On Thursday he will meet representatives of Glasgow City Council, the Glasgow Economic Leadership board, and Glasgow Chamber of Commerce.
Ahead of the meeting, Glasgow Chamber of Commerce chief executive Stuart Patrick said: “We simply don’t know what the outcome of Brexit is going to be. You wake up every morning with a different set of signals about where it might go. We can all add up the equations and say ‘That doesn’t look very likely’ or ‘That does’ and then it changes within a week.
“People are working out the worst-case scenario and trying to work out how to plan accordingly. So I think throwing in a second independence referendum on top of that would lead to a lot more head-scratching.”
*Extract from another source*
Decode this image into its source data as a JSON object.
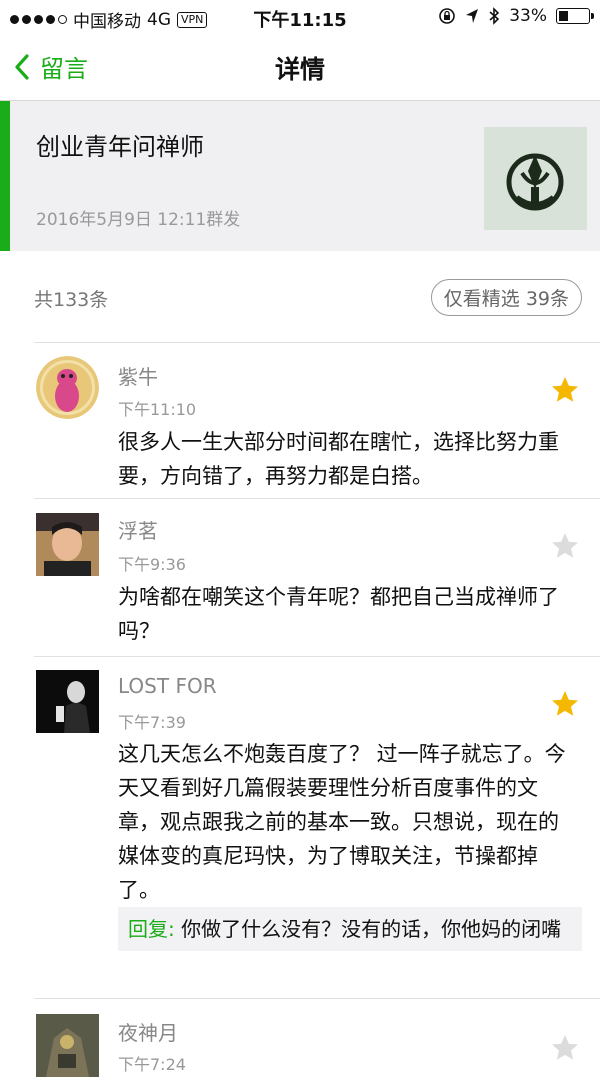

Patrick added: “We are in one of the most confusing positions for making long-term plans that we have ever been in, certainly in my working life. I think the enthusiasm for any second referendum will be severely limited until we have some idea of what the position is that we are faced with.”
The Glasgow organisations will also raise concerns that Brexit is impairing their ability to attract talent from abroad and argue for a distinctive Scottish immigration system. Patrick said he wanted to look at “differential” positions on immigration.
A Scottish Government spokeswoman said: “Brexit is the biggest threat to Scotland’s jobs, prosperity and economy. Any move to limit migration, whether from within or beyond the EU, has the potential to seriously harm our economy, so we share this concern.”